- Required work: Please return all lines from the records below that include the string "temp".

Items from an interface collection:
++++
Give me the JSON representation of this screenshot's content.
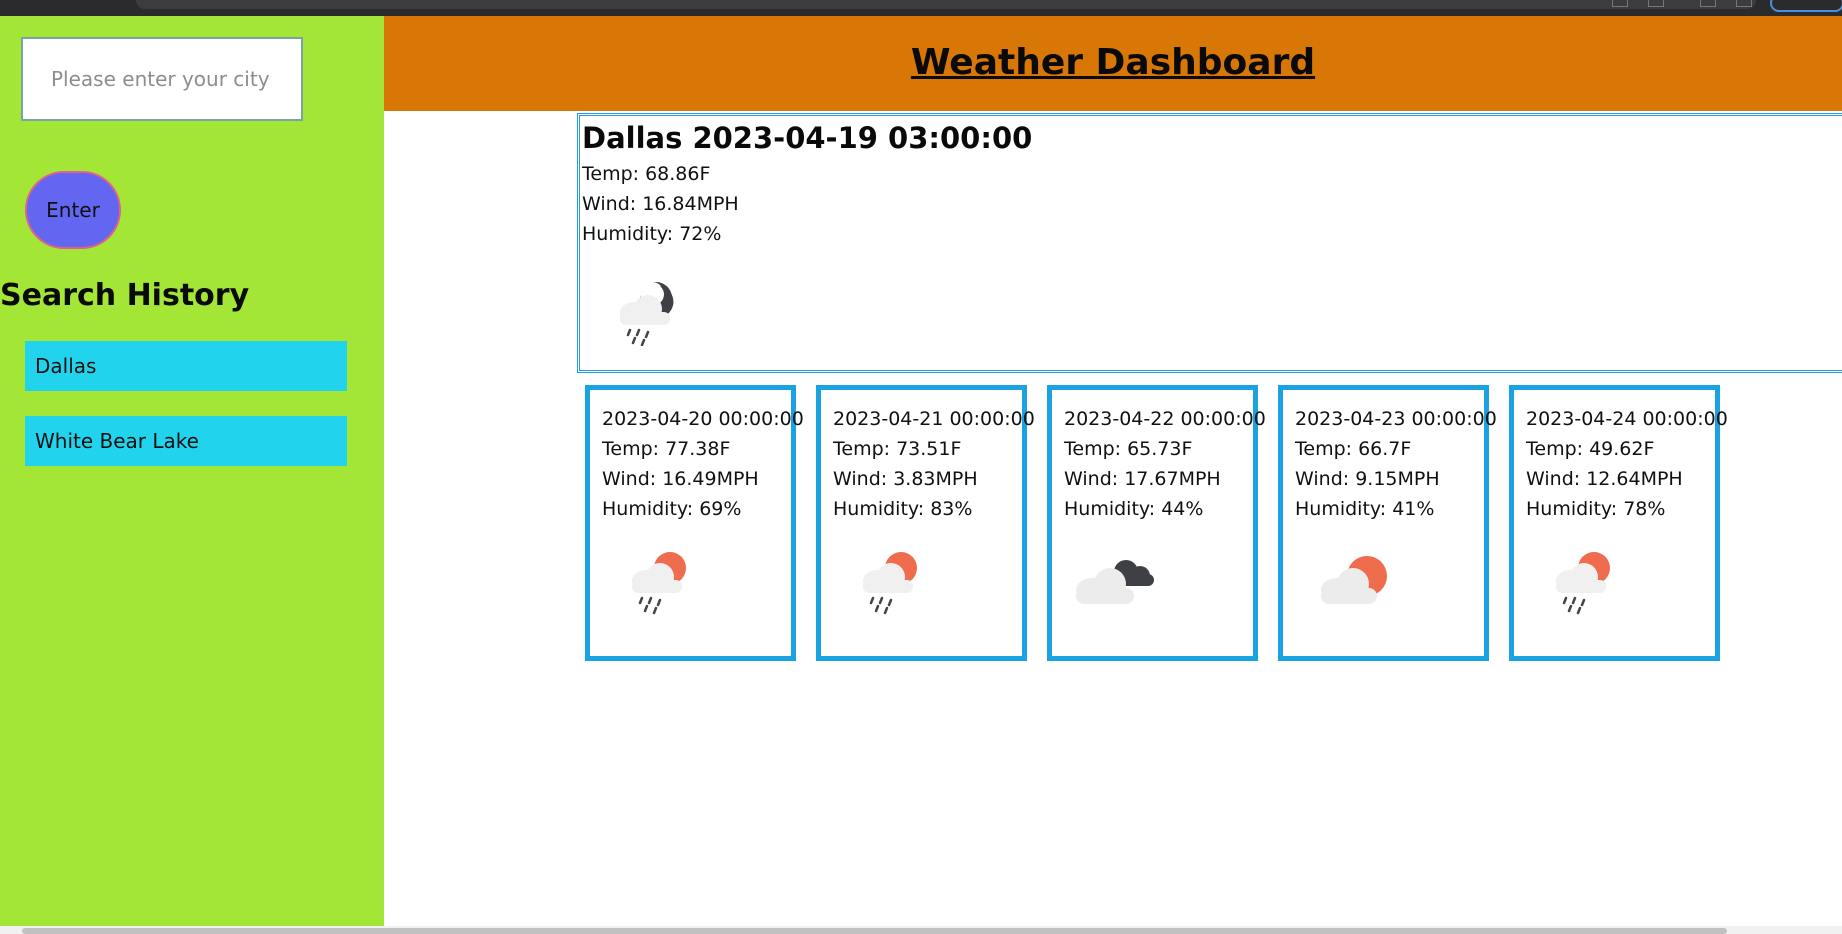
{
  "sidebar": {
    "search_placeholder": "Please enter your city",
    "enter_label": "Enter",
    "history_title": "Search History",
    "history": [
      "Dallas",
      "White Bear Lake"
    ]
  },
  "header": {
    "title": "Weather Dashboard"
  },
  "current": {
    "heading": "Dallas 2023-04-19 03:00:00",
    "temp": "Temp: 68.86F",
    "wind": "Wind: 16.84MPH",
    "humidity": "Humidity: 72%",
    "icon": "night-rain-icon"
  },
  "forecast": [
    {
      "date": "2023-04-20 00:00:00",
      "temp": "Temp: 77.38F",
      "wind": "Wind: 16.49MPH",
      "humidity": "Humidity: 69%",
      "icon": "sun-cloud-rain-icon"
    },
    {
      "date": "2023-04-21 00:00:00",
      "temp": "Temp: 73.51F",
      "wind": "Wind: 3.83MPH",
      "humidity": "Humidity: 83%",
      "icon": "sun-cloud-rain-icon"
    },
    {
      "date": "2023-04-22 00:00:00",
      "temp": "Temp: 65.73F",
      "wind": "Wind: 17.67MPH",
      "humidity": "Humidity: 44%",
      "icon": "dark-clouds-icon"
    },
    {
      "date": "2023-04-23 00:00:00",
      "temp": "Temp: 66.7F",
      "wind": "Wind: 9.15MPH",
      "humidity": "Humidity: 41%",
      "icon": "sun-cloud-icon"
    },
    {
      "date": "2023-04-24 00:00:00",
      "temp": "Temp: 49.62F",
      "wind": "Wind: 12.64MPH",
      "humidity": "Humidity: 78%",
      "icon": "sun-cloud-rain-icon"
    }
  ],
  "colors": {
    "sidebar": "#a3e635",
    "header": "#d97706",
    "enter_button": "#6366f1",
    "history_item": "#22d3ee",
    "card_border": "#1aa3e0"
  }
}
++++
- Result below:
    "temp": "Temp: 68.86F",
      "temp": "Temp: 77.38F",
      "temp": "Temp: 73.51F",
      "temp": "Temp: 65.73F",
      "temp": "Temp: 66.7F",
      "temp": "Temp: 49.62F",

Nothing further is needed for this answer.